The task –
Each line of the data below either holds "Opera" or does not. Report how many do, and only that.

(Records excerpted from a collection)
==*==

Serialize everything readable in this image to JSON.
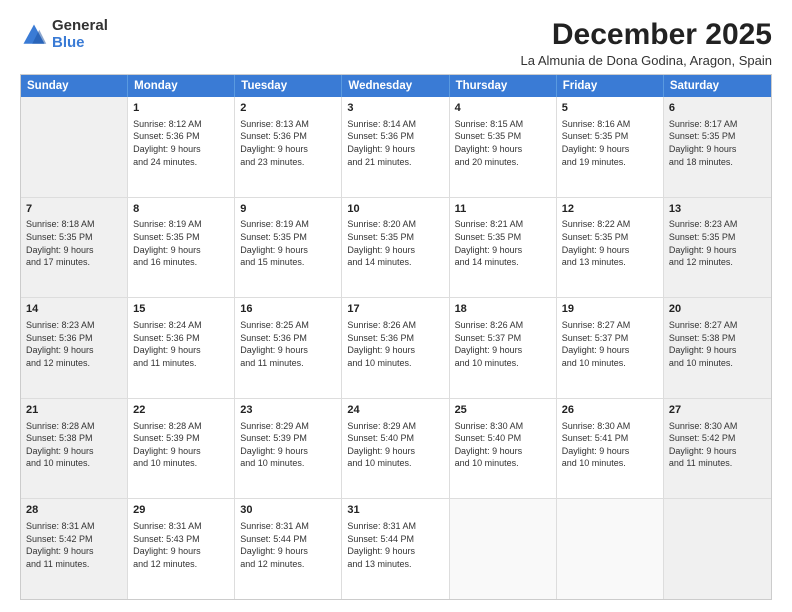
{
  "logo": {
    "general": "General",
    "blue": "Blue"
  },
  "header": {
    "month": "December 2025",
    "location": "La Almunia de Dona Godina, Aragon, Spain"
  },
  "weekdays": [
    "Sunday",
    "Monday",
    "Tuesday",
    "Wednesday",
    "Thursday",
    "Friday",
    "Saturday"
  ],
  "rows": [
    [
      {
        "day": "",
        "text": ""
      },
      {
        "day": "1",
        "text": "Sunrise: 8:12 AM\nSunset: 5:36 PM\nDaylight: 9 hours\nand 24 minutes."
      },
      {
        "day": "2",
        "text": "Sunrise: 8:13 AM\nSunset: 5:36 PM\nDaylight: 9 hours\nand 23 minutes."
      },
      {
        "day": "3",
        "text": "Sunrise: 8:14 AM\nSunset: 5:36 PM\nDaylight: 9 hours\nand 21 minutes."
      },
      {
        "day": "4",
        "text": "Sunrise: 8:15 AM\nSunset: 5:35 PM\nDaylight: 9 hours\nand 20 minutes."
      },
      {
        "day": "5",
        "text": "Sunrise: 8:16 AM\nSunset: 5:35 PM\nDaylight: 9 hours\nand 19 minutes."
      },
      {
        "day": "6",
        "text": "Sunrise: 8:17 AM\nSunset: 5:35 PM\nDaylight: 9 hours\nand 18 minutes."
      }
    ],
    [
      {
        "day": "7",
        "text": "Sunrise: 8:18 AM\nSunset: 5:35 PM\nDaylight: 9 hours\nand 17 minutes."
      },
      {
        "day": "8",
        "text": "Sunrise: 8:19 AM\nSunset: 5:35 PM\nDaylight: 9 hours\nand 16 minutes."
      },
      {
        "day": "9",
        "text": "Sunrise: 8:19 AM\nSunset: 5:35 PM\nDaylight: 9 hours\nand 15 minutes."
      },
      {
        "day": "10",
        "text": "Sunrise: 8:20 AM\nSunset: 5:35 PM\nDaylight: 9 hours\nand 14 minutes."
      },
      {
        "day": "11",
        "text": "Sunrise: 8:21 AM\nSunset: 5:35 PM\nDaylight: 9 hours\nand 14 minutes."
      },
      {
        "day": "12",
        "text": "Sunrise: 8:22 AM\nSunset: 5:35 PM\nDaylight: 9 hours\nand 13 minutes."
      },
      {
        "day": "13",
        "text": "Sunrise: 8:23 AM\nSunset: 5:35 PM\nDaylight: 9 hours\nand 12 minutes."
      }
    ],
    [
      {
        "day": "14",
        "text": "Sunrise: 8:23 AM\nSunset: 5:36 PM\nDaylight: 9 hours\nand 12 minutes."
      },
      {
        "day": "15",
        "text": "Sunrise: 8:24 AM\nSunset: 5:36 PM\nDaylight: 9 hours\nand 11 minutes."
      },
      {
        "day": "16",
        "text": "Sunrise: 8:25 AM\nSunset: 5:36 PM\nDaylight: 9 hours\nand 11 minutes."
      },
      {
        "day": "17",
        "text": "Sunrise: 8:26 AM\nSunset: 5:36 PM\nDaylight: 9 hours\nand 10 minutes."
      },
      {
        "day": "18",
        "text": "Sunrise: 8:26 AM\nSunset: 5:37 PM\nDaylight: 9 hours\nand 10 minutes."
      },
      {
        "day": "19",
        "text": "Sunrise: 8:27 AM\nSunset: 5:37 PM\nDaylight: 9 hours\nand 10 minutes."
      },
      {
        "day": "20",
        "text": "Sunrise: 8:27 AM\nSunset: 5:38 PM\nDaylight: 9 hours\nand 10 minutes."
      }
    ],
    [
      {
        "day": "21",
        "text": "Sunrise: 8:28 AM\nSunset: 5:38 PM\nDaylight: 9 hours\nand 10 minutes."
      },
      {
        "day": "22",
        "text": "Sunrise: 8:28 AM\nSunset: 5:39 PM\nDaylight: 9 hours\nand 10 minutes."
      },
      {
        "day": "23",
        "text": "Sunrise: 8:29 AM\nSunset: 5:39 PM\nDaylight: 9 hours\nand 10 minutes."
      },
      {
        "day": "24",
        "text": "Sunrise: 8:29 AM\nSunset: 5:40 PM\nDaylight: 9 hours\nand 10 minutes."
      },
      {
        "day": "25",
        "text": "Sunrise: 8:30 AM\nSunset: 5:40 PM\nDaylight: 9 hours\nand 10 minutes."
      },
      {
        "day": "26",
        "text": "Sunrise: 8:30 AM\nSunset: 5:41 PM\nDaylight: 9 hours\nand 10 minutes."
      },
      {
        "day": "27",
        "text": "Sunrise: 8:30 AM\nSunset: 5:42 PM\nDaylight: 9 hours\nand 11 minutes."
      }
    ],
    [
      {
        "day": "28",
        "text": "Sunrise: 8:31 AM\nSunset: 5:42 PM\nDaylight: 9 hours\nand 11 minutes."
      },
      {
        "day": "29",
        "text": "Sunrise: 8:31 AM\nSunset: 5:43 PM\nDaylight: 9 hours\nand 12 minutes."
      },
      {
        "day": "30",
        "text": "Sunrise: 8:31 AM\nSunset: 5:44 PM\nDaylight: 9 hours\nand 12 minutes."
      },
      {
        "day": "31",
        "text": "Sunrise: 8:31 AM\nSunset: 5:44 PM\nDaylight: 9 hours\nand 13 minutes."
      },
      {
        "day": "",
        "text": ""
      },
      {
        "day": "",
        "text": ""
      },
      {
        "day": "",
        "text": ""
      }
    ]
  ]
}
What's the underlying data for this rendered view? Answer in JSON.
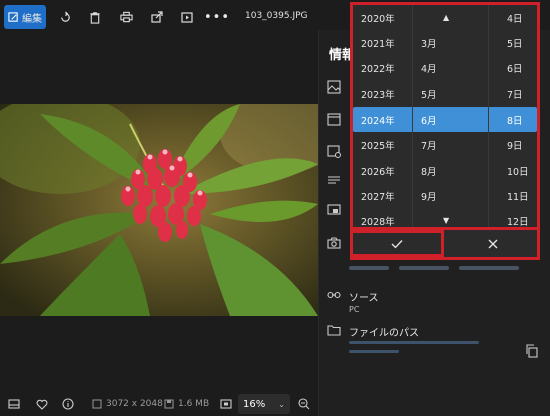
{
  "toolbar": {
    "edit_label": "編集",
    "filename": "103_0395.JPG"
  },
  "panel": {
    "title": "情報",
    "source_label": "ソース",
    "source_value": "PC",
    "filepath_label": "ファイルのパス"
  },
  "bottombar": {
    "dimensions": "3072 x 2048",
    "filesize": "1.6 MB",
    "zoom": "16%"
  },
  "picker": {
    "years": [
      "2020年",
      "2021年",
      "2022年",
      "2023年",
      "2024年",
      "2025年",
      "2026年",
      "2027年",
      "2028年"
    ],
    "months": [
      "",
      "3月",
      "4月",
      "5月",
      "6月",
      "7月",
      "8月",
      "9月",
      ""
    ],
    "days": [
      "4日",
      "5日",
      "6日",
      "7日",
      "8日",
      "9日",
      "10日",
      "11日",
      "12日"
    ],
    "selected_year": "2024年",
    "selected_month": "6月",
    "selected_day": "8日"
  },
  "colors": {
    "accent": "#3f90d7",
    "highlight_border": "#d0202a",
    "edit_button": "#1f6fc8"
  }
}
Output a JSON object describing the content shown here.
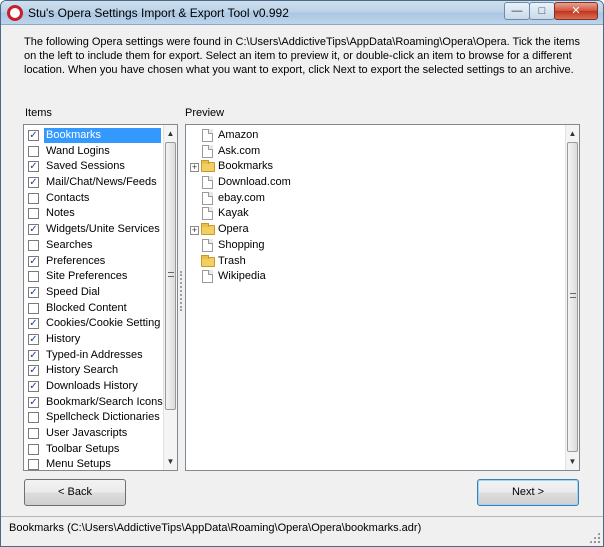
{
  "window": {
    "title": "Stu's Opera Settings Import & Export Tool v0.992",
    "min_glyph": "—",
    "max_glyph": "□",
    "close_glyph": "✕"
  },
  "description": "The following Opera settings were found in C:\\Users\\AddictiveTips\\AppData\\Roaming\\Opera\\Opera. Tick the items on the left to include them for export. Select an item to preview it, or double-click an item to browse for a different location. When you have chosen what you want to export, click Next to export the selected settings to an archive.",
  "items_label": "Items",
  "preview_label": "Preview",
  "items": [
    {
      "label": "Bookmarks",
      "checked": true,
      "selected": true
    },
    {
      "label": "Wand Logins",
      "checked": false
    },
    {
      "label": "Saved Sessions",
      "checked": true
    },
    {
      "label": "Mail/Chat/News/Feeds",
      "checked": true
    },
    {
      "label": "Contacts",
      "checked": false
    },
    {
      "label": "Notes",
      "checked": false
    },
    {
      "label": "Widgets/Unite Services",
      "checked": true
    },
    {
      "label": "Searches",
      "checked": false
    },
    {
      "label": "Preferences",
      "checked": true
    },
    {
      "label": "Site Preferences",
      "checked": false
    },
    {
      "label": "Speed Dial",
      "checked": true
    },
    {
      "label": "Blocked Content",
      "checked": false
    },
    {
      "label": "Cookies/Cookie Setting",
      "checked": true
    },
    {
      "label": "History",
      "checked": true
    },
    {
      "label": "Typed-in Addresses",
      "checked": true
    },
    {
      "label": "History Search",
      "checked": true
    },
    {
      "label": "Downloads History",
      "checked": true
    },
    {
      "label": "Bookmark/Search Icons",
      "checked": true
    },
    {
      "label": "Spellcheck Dictionaries",
      "checked": false
    },
    {
      "label": "User Javascripts",
      "checked": false
    },
    {
      "label": "Toolbar Setups",
      "checked": false
    },
    {
      "label": "Menu Setups",
      "checked": false
    }
  ],
  "preview_tree": [
    {
      "label": "Amazon",
      "type": "page",
      "expandable": false
    },
    {
      "label": "Ask.com",
      "type": "page",
      "expandable": false
    },
    {
      "label": "Bookmarks",
      "type": "folder",
      "expandable": true
    },
    {
      "label": "Download.com",
      "type": "page",
      "expandable": false
    },
    {
      "label": "ebay.com",
      "type": "page",
      "expandable": false
    },
    {
      "label": "Kayak",
      "type": "page",
      "expandable": false
    },
    {
      "label": "Opera",
      "type": "folder",
      "expandable": true
    },
    {
      "label": "Shopping",
      "type": "page",
      "expandable": false
    },
    {
      "label": "Trash",
      "type": "folder",
      "expandable": false
    },
    {
      "label": "Wikipedia",
      "type": "page",
      "expandable": false
    }
  ],
  "buttons": {
    "back": "< Back",
    "next": "Next >"
  },
  "status": "Bookmarks (C:\\Users\\AddictiveTips\\AppData\\Roaming\\Opera\\Opera\\bookmarks.adr)",
  "icons": {
    "checkmark": "✓",
    "expand": "+",
    "scroll_up": "▲",
    "scroll_down": "▼"
  }
}
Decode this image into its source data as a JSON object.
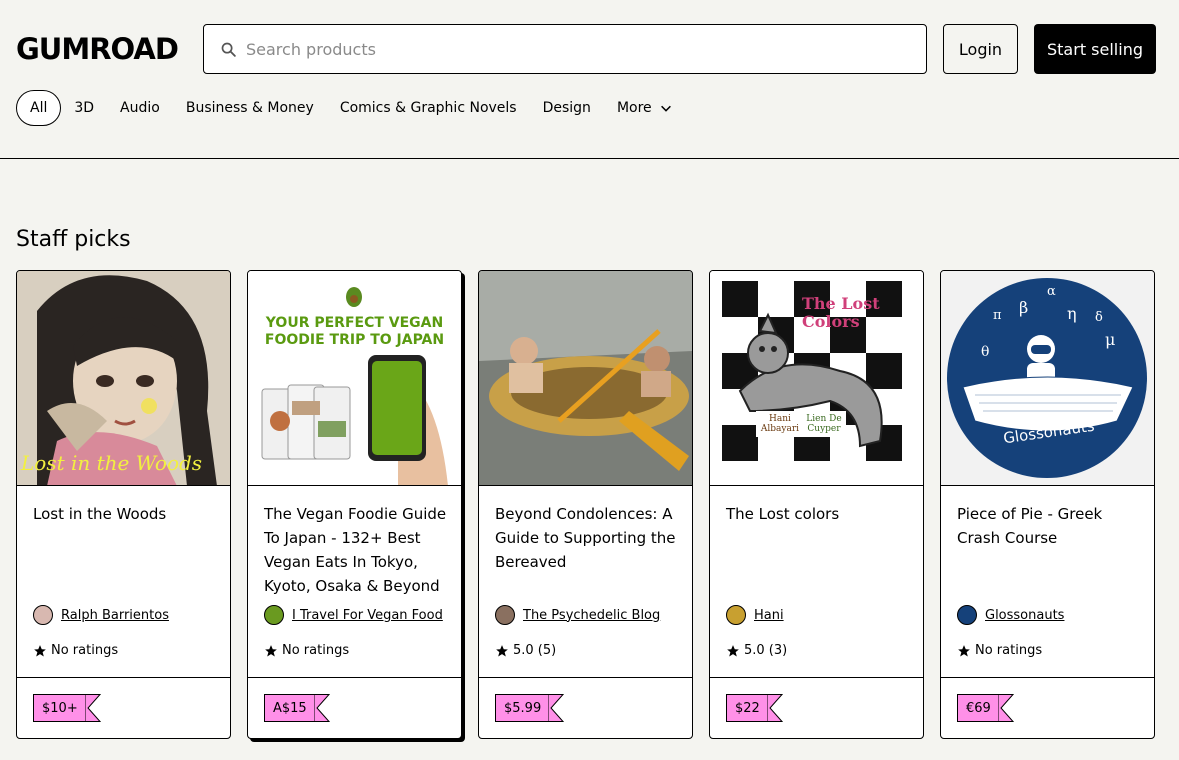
{
  "header": {
    "logo": "GUMROAD",
    "search_placeholder": "Search products",
    "login_label": "Login",
    "sell_label": "Start selling"
  },
  "nav": {
    "items": [
      "All",
      "3D",
      "Audio",
      "Business & Money",
      "Comics & Graphic Novels",
      "Design",
      "More"
    ]
  },
  "section_title": "Staff picks",
  "products": [
    {
      "title": "Lost in the Woods",
      "cover_text": "Lost in the Woods",
      "creator": "Ralph Barrientos",
      "rating": "No ratings",
      "price": "$10+"
    },
    {
      "title": "The Vegan Foodie Guide To Japan - 132+ Best Vegan Eats In Tokyo, Kyoto, Osaka & Beyond",
      "cover_text": "YOUR PERFECT VEGAN FOODIE TRIP TO JAPAN",
      "creator": "I Travel For Vegan Food",
      "rating": "No ratings",
      "price": "A$15"
    },
    {
      "title": "Beyond Condolences: A Guide to Supporting the Bereaved",
      "creator": "The Psychedelic Blog",
      "rating": "5.0 (5)",
      "price": "$5.99"
    },
    {
      "title": "The Lost colors",
      "cover_text": "The Lost Colors",
      "cover_authors": [
        "Hani Albayari",
        "Lien De Cuyper"
      ],
      "creator": "Hani",
      "rating": "5.0 (3)",
      "price": "$22"
    },
    {
      "title": "Piece of Pie - Greek Crash Course",
      "cover_text": "Glossonauts",
      "creator": "Glossonauts",
      "rating": "No ratings",
      "price": "€69"
    }
  ],
  "colors": {
    "background": "#f4f4f0",
    "price_tag": "#ff90e8",
    "primary_button": "#000000"
  }
}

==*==

Result of the task –
4